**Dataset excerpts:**
_ _ _

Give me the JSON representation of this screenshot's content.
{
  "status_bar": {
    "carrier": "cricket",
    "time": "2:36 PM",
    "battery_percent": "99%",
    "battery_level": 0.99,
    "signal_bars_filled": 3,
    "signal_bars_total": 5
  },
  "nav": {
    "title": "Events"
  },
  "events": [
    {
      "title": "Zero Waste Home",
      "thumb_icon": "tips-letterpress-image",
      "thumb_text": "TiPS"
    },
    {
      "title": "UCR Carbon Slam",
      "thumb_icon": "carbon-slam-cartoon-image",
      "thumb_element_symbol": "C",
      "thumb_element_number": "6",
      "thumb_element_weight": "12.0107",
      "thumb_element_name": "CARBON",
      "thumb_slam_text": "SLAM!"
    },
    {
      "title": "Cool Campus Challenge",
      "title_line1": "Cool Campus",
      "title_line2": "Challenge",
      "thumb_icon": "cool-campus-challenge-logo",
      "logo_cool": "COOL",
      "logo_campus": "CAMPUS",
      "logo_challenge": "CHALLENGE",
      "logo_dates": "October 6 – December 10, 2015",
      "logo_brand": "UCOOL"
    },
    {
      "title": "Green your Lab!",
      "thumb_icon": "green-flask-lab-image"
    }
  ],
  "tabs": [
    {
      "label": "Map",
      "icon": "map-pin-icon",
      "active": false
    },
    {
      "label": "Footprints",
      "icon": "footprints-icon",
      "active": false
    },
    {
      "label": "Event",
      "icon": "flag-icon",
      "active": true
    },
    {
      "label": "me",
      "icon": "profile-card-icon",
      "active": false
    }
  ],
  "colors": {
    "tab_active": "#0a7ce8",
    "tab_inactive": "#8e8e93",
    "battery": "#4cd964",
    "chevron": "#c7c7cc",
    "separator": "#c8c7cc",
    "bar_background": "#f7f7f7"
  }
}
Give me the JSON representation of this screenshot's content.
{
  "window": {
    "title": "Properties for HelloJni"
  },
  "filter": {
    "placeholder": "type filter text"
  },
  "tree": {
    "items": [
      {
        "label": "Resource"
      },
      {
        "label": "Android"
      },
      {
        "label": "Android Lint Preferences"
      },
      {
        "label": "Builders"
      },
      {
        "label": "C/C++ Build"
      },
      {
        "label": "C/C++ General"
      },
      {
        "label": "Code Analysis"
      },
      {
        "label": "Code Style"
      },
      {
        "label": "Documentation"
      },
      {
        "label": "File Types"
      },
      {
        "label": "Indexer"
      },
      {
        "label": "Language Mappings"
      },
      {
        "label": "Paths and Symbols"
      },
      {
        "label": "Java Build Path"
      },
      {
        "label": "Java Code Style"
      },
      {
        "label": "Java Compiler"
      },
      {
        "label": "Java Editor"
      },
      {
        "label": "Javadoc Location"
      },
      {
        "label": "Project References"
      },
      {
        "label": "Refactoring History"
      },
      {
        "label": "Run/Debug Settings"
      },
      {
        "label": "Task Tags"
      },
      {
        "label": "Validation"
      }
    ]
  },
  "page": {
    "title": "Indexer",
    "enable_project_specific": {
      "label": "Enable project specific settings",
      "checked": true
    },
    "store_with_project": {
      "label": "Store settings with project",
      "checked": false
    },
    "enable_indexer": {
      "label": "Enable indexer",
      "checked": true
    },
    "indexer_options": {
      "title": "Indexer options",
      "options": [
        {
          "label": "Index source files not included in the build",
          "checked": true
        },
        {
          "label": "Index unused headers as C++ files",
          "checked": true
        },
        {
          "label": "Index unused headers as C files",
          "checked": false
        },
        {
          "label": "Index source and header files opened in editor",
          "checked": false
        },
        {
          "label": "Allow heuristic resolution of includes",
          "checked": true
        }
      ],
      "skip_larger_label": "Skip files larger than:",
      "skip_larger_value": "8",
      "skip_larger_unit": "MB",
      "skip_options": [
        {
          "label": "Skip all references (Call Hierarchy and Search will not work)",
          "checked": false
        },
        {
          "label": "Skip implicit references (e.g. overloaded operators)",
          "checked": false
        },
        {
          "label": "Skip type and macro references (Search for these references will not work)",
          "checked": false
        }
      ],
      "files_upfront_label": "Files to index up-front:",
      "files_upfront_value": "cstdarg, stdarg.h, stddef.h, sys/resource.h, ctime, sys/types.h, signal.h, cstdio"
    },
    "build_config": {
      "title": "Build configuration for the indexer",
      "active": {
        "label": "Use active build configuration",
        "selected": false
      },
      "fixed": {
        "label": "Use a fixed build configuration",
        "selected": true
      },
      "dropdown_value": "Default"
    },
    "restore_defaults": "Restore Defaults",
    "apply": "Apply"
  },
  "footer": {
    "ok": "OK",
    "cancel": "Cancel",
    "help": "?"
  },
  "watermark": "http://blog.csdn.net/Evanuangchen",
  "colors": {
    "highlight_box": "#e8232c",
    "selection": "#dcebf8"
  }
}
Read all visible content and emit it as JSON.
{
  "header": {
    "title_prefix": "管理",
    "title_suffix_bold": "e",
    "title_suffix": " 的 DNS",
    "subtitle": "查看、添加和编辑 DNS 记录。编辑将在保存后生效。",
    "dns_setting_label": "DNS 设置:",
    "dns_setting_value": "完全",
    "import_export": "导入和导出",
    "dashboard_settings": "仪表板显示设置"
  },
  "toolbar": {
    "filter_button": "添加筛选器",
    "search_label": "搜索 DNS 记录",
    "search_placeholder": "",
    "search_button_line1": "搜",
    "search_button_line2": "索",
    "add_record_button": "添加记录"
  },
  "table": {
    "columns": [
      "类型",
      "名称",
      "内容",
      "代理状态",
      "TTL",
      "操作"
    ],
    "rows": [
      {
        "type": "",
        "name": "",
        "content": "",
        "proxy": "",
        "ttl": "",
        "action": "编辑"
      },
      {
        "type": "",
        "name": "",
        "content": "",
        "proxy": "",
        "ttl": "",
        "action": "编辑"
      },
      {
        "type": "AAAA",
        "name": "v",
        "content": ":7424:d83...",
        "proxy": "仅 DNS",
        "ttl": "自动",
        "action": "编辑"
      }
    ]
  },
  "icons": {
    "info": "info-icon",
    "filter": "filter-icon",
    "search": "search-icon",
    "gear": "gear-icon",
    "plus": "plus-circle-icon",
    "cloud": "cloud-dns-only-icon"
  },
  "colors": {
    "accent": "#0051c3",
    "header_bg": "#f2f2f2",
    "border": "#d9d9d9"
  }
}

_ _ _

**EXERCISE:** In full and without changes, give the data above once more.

**RESULT OF THIS EXERCISE:**
Give me the JSON representation of this screenshot's content.
{
  "status_bar": {
    "carrier": "cricket",
    "time": "2:36 PM",
    "battery_percent": "99%",
    "battery_level": 0.99,
    "signal_bars_filled": 3,
    "signal_bars_total": 5
  },
  "nav": {
    "title": "Events"
  },
  "events": [
    {
      "title": "Zero Waste Home",
      "thumb_icon": "tips-letterpress-image",
      "thumb_text": "TiPS"
    },
    {
      "title": "UCR Carbon Slam",
      "thumb_icon": "carbon-slam-cartoon-image",
      "thumb_element_symbol": "C",
      "thumb_element_number": "6",
      "thumb_element_weight": "12.0107",
      "thumb_element_name": "CARBON",
      "thumb_slam_text": "SLAM!"
    },
    {
      "title": "Cool Campus Challenge",
      "title_line1": "Cool Campus",
      "title_line2": "Challenge",
      "thumb_icon": "cool-campus-challenge-logo",
      "logo_cool": "COOL",
      "logo_campus": "CAMPUS",
      "logo_challenge": "CHALLENGE",
      "logo_dates": "October 6 – December 10, 2015",
      "logo_brand": "UCOOL"
    },
    {
      "title": "Green your Lab!",
      "thumb_icon": "green-flask-lab-image"
    }
  ],
  "tabs": [
    {
      "label": "Map",
      "icon": "map-pin-icon",
      "active": false
    },
    {
      "label": "Footprints",
      "icon": "footprints-icon",
      "active": false
    },
    {
      "label": "Event",
      "icon": "flag-icon",
      "active": true
    },
    {
      "label": "me",
      "icon": "profile-card-icon",
      "active": false
    }
  ],
  "colors": {
    "tab_active": "#0a7ce8",
    "tab_inactive": "#8e8e93",
    "battery": "#4cd964",
    "chevron": "#c7c7cc",
    "separator": "#c8c7cc",
    "bar_background": "#f7f7f7"
  }
}
Give me the JSON representation of this screenshot's content.
{
  "window": {
    "title": "Properties for HelloJni"
  },
  "filter": {
    "placeholder": "type filter text"
  },
  "tree": {
    "items": [
      {
        "label": "Resource"
      },
      {
        "label": "Android"
      },
      {
        "label": "Android Lint Preferences"
      },
      {
        "label": "Builders"
      },
      {
        "label": "C/C++ Build"
      },
      {
        "label": "C/C++ General"
      },
      {
        "label": "Code Analysis"
      },
      {
        "label": "Code Style"
      },
      {
        "label": "Documentation"
      },
      {
        "label": "File Types"
      },
      {
        "label": "Indexer"
      },
      {
        "label": "Language Mappings"
      },
      {
        "label": "Paths and Symbols"
      },
      {
        "label": "Java Build Path"
      },
      {
        "label": "Java Code Style"
      },
      {
        "label": "Java Compiler"
      },
      {
        "label": "Java Editor"
      },
      {
        "label": "Javadoc Location"
      },
      {
        "label": "Project References"
      },
      {
        "label": "Refactoring History"
      },
      {
        "label": "Run/Debug Settings"
      },
      {
        "label": "Task Tags"
      },
      {
        "label": "Validation"
      }
    ]
  },
  "page": {
    "title": "Indexer",
    "enable_project_specific": {
      "label": "Enable project specific settings",
      "checked": true
    },
    "store_with_project": {
      "label": "Store settings with project",
      "checked": false
    },
    "enable_indexer": {
      "label": "Enable indexer",
      "checked": true
    },
    "indexer_options": {
      "title": "Indexer options",
      "options": [
        {
          "label": "Index source files not included in the build",
          "checked": true
        },
        {
          "label": "Index unused headers as C++ files",
          "checked": true
        },
        {
          "label": "Index unused headers as C files",
          "checked": false
        },
        {
          "label": "Index source and header files opened in editor",
          "checked": false
        },
        {
          "label": "Allow heuristic resolution of includes",
          "checked": true
        }
      ],
      "skip_larger_label": "Skip files larger than:",
      "skip_larger_value": "8",
      "skip_larger_unit": "MB",
      "skip_options": [
        {
          "label": "Skip all references (Call Hierarchy and Search will not work)",
          "checked": false
        },
        {
          "label": "Skip implicit references (e.g. overloaded operators)",
          "checked": false
        },
        {
          "label": "Skip type and macro references (Search for these references will not work)",
          "checked": false
        }
      ],
      "files_upfront_label": "Files to index up-front:",
      "files_upfront_value": "cstdarg, stdarg.h, stddef.h, sys/resource.h, ctime, sys/types.h, signal.h, cstdio"
    },
    "build_config": {
      "title": "Build configuration for the indexer",
      "active": {
        "label": "Use active build configuration",
        "selected": false
      },
      "fixed": {
        "label": "Use a fixed build configuration",
        "selected": true
      },
      "dropdown_value": "Default"
    },
    "restore_defaults": "Restore Defaults",
    "apply": "Apply"
  },
  "footer": {
    "ok": "OK",
    "cancel": "Cancel",
    "help": "?"
  },
  "watermark": "http://blog.csdn.net/Evanuangchen",
  "colors": {
    "highlight_box": "#e8232c",
    "selection": "#dcebf8"
  }
}
Read all visible content and emit it as JSON.
{
  "header": {
    "title_prefix": "管理",
    "title_suffix_bold": "e",
    "title_suffix": " 的 DNS",
    "subtitle": "查看、添加和编辑 DNS 记录。编辑将在保存后生效。",
    "dns_setting_label": "DNS 设置:",
    "dns_setting_value": "完全",
    "import_export": "导入和导出",
    "dashboard_settings": "仪表板显示设置"
  },
  "toolbar": {
    "filter_button": "添加筛选器",
    "search_label": "搜索 DNS 记录",
    "search_placeholder": "",
    "search_button_line1": "搜",
    "search_button_line2": "索",
    "add_record_button": "添加记录"
  },
  "table": {
    "columns": [
      "类型",
      "名称",
      "内容",
      "代理状态",
      "TTL",
      "操作"
    ],
    "rows": [
      {
        "type": "",
        "name": "",
        "content": "",
        "proxy": "",
        "ttl": "",
        "action": "编辑"
      },
      {
        "type": "",
        "name": "",
        "content": "",
        "proxy": "",
        "ttl": "",
        "action": "编辑"
      },
      {
        "type": "AAAA",
        "name": "v",
        "content": ":7424:d83...",
        "proxy": "仅 DNS",
        "ttl": "自动",
        "action": "编辑"
      }
    ]
  },
  "icons": {
    "info": "info-icon",
    "filter": "filter-icon",
    "search": "search-icon",
    "gear": "gear-icon",
    "plus": "plus-circle-icon",
    "cloud": "cloud-dns-only-icon"
  },
  "colors": {
    "accent": "#0051c3",
    "header_bg": "#f2f2f2",
    "border": "#d9d9d9"
  }
}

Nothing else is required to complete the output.